Re-signed LHP Dave Williams to a one-year contract. [10/24]
Declined their option on RHP Jose Mesa for 2006, making him a free agent. [10/25]
Williams chose to avoid arbitration or a winter's worth of wonder. Can you blame him? He did get $1.4 million, and for a guy who lost a good chunk of his career to a torn labrum, a little bit of security goes a long way. For David Littlefield, the real question is whether Williams is one of the guys they keep in what bids to be an overcrowded rotation, or whether they try to peddle him to someone with prospects, who needs pitching, and is as budget-conscious as the Bucs have to be. I think it makes sense for Littlefield to hold onto Williams for a while, perhaps well into the '06 season. First, the club is going to have to sort out what's going to happen with Mark Redman, and then we have to wait until spring training to see how Paul Maholm, Tom Gorzelanny, and Ian Snell look from among the kids, whether or not John Van Benschoten is finally healthy and ready, and whether or not Oliver Perez is going to bounce back. With that much possibility and uncertainty, it makes sense to hold on to a handy mediocrity like Williams.
As for the decision to not retain Mesa, having failed to move him for even the smallest scrap last summer, this was a case of belatedly settling for double-nothing: no prospect, however notional, and no great reward on the field for having kept him (Mesa was the worst reliever on the club). There's no satisfaction in acknowledging the obvious, that he's not a reliever you want to rely on in consecutive seasons, but if last summer's rumors that the Mets were interested and dangling Victor Diaz have any validity whatsoever, that's a head-on-a-pointed stick offense if you fail to pull the trigger on something like that. Hopefully, the Bucs won't spend any serious money on a purported spandex-clad superman for save-hogging, but unfortunately, it remains the fashion of the day.
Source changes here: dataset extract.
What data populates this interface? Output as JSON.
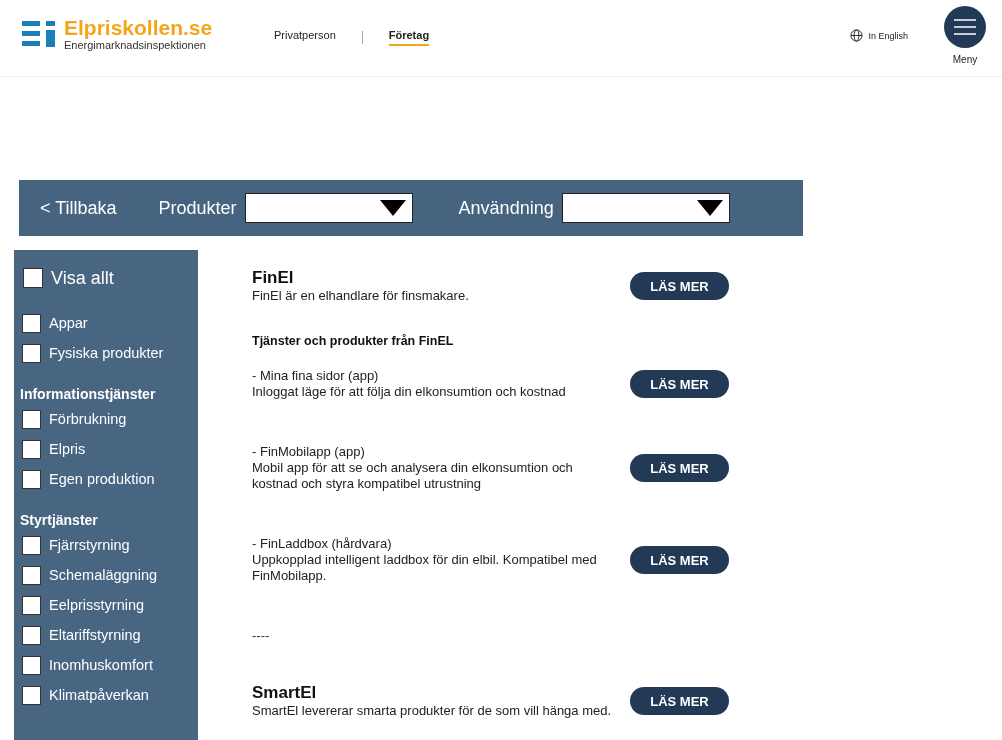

Whether or not Littlefield can bring himself to break with convention will be something to watch for this winter.